People want to know what are the legal ramifications concerning the release of Gilad Shalit (kidnapped Israeli soldier being held by Hamas in Gaza). How far should the government go? From a legal and political viewpoints Israel, a sovereign country, can not make decisions which affect the entire country to satisfy the desires of the very few. As much as we all hope for the safe return of Gilad, we can not sacrifice 7 million for 1. Note also that political actions are not controlled byt the courts or the legal system. Courts do not have jurisdiction over the political world.

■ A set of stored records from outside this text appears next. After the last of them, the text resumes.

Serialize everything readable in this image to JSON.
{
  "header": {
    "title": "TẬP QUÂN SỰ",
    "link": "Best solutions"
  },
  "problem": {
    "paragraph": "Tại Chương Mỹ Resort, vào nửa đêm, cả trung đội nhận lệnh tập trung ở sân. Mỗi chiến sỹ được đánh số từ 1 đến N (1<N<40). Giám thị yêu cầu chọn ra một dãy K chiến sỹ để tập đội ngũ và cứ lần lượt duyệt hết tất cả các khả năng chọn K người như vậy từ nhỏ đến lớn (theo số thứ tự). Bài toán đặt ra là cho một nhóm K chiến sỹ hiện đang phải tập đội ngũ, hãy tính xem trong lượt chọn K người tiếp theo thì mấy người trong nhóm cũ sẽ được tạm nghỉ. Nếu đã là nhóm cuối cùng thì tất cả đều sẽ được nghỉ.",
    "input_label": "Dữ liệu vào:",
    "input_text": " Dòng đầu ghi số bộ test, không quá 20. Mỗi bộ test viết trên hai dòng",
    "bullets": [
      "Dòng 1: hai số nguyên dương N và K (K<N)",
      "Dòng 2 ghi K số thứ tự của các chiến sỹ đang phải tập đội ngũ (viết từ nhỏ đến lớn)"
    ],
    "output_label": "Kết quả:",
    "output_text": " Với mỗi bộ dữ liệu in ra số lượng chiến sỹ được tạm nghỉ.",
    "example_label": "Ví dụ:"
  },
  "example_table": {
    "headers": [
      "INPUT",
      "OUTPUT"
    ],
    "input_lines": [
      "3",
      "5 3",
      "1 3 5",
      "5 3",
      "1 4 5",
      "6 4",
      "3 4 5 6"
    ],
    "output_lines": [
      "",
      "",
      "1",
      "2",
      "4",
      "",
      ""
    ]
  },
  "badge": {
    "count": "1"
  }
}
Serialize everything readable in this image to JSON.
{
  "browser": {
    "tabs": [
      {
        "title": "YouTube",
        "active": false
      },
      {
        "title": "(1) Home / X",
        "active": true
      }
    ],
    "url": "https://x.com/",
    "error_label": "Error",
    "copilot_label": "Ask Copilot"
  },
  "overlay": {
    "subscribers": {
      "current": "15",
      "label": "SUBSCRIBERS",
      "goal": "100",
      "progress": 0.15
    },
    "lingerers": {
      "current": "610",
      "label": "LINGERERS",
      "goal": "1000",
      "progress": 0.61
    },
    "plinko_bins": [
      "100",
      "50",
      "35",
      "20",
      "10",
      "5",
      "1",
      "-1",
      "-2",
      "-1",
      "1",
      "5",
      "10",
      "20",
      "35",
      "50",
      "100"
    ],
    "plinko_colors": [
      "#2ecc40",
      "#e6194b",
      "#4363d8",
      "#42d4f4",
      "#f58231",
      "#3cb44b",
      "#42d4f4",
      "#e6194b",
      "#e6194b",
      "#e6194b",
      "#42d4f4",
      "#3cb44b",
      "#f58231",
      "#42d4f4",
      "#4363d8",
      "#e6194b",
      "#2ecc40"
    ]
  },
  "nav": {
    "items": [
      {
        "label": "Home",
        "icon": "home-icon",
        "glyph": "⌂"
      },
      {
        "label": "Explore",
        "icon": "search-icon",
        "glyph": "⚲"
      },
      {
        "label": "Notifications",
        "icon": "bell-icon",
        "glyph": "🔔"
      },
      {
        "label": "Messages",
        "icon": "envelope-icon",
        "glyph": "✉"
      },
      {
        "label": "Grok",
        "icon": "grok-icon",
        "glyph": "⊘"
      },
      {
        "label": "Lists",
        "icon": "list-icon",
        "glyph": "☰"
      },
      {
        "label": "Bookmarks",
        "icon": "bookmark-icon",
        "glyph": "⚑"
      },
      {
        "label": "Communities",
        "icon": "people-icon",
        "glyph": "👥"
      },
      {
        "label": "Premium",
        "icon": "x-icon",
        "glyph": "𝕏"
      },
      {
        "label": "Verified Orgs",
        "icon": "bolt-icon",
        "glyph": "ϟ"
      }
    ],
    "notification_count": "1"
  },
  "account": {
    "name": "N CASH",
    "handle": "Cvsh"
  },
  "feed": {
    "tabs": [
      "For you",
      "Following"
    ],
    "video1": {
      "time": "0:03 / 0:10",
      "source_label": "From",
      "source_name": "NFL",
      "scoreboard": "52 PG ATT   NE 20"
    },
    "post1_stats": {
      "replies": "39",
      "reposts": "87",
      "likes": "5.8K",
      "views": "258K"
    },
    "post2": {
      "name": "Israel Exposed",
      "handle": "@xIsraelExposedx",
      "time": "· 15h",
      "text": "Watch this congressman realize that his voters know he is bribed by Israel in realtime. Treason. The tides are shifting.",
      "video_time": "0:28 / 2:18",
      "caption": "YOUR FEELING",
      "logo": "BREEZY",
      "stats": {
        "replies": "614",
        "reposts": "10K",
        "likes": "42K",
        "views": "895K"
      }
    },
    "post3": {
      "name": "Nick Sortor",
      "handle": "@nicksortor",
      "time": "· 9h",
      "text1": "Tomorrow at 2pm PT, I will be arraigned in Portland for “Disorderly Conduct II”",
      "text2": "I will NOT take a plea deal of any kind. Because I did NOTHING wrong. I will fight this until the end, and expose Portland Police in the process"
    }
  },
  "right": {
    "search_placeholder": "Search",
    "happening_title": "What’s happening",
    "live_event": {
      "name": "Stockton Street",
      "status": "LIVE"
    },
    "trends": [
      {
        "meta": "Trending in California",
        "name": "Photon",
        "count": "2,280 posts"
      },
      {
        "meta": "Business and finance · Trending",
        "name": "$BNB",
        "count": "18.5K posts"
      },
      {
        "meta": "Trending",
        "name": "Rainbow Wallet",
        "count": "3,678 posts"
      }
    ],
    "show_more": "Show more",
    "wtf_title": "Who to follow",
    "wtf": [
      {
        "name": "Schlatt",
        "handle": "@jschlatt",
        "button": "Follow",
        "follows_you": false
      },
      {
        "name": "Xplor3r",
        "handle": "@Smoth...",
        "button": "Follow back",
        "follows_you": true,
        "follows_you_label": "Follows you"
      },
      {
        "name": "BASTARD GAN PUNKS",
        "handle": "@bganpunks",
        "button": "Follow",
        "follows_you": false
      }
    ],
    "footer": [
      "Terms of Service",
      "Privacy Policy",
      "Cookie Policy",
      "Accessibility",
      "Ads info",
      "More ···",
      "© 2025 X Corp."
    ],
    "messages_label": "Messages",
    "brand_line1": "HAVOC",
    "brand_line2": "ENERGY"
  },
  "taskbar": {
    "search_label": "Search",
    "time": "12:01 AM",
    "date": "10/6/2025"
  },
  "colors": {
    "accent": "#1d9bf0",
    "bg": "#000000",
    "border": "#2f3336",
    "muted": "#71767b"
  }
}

We got an e-Mail question from 'merav' who wants to know what she can do about a landlord who is letting her apartment fall into disrepair. She writes that the electric goes on and off and when you plug something in you get a shock. Her landlord told her to "live with it". Merav, you have a number of things you can do. First write a letter to your landlord giving him/her 48 hours to begin taking steps to solve the situation. If the landlord does not respond positively call the electric company and have them send out a technician to check and document the problem. Make sure you write the technician's name and phone number and get a written report. If this does not convince the landlord (usually this is enough to get people to solve the problem). Than call the city building inspection department and have them send an inspector to check for building code violations. If the problem you are having is a building code violation that will be reported to the landlord and should definitely fix the problem. IF YOU ARE STILL HAVING PROBLEMS! Find a good lawyer and sue your landlord. Now your landlord will have to live with code violation and a lawyer. -- Remember the law is not arbitrary and "QUICK" - take the steps and get things done on time, you will have a safe apartment and the landlord will respect you even more! Read More...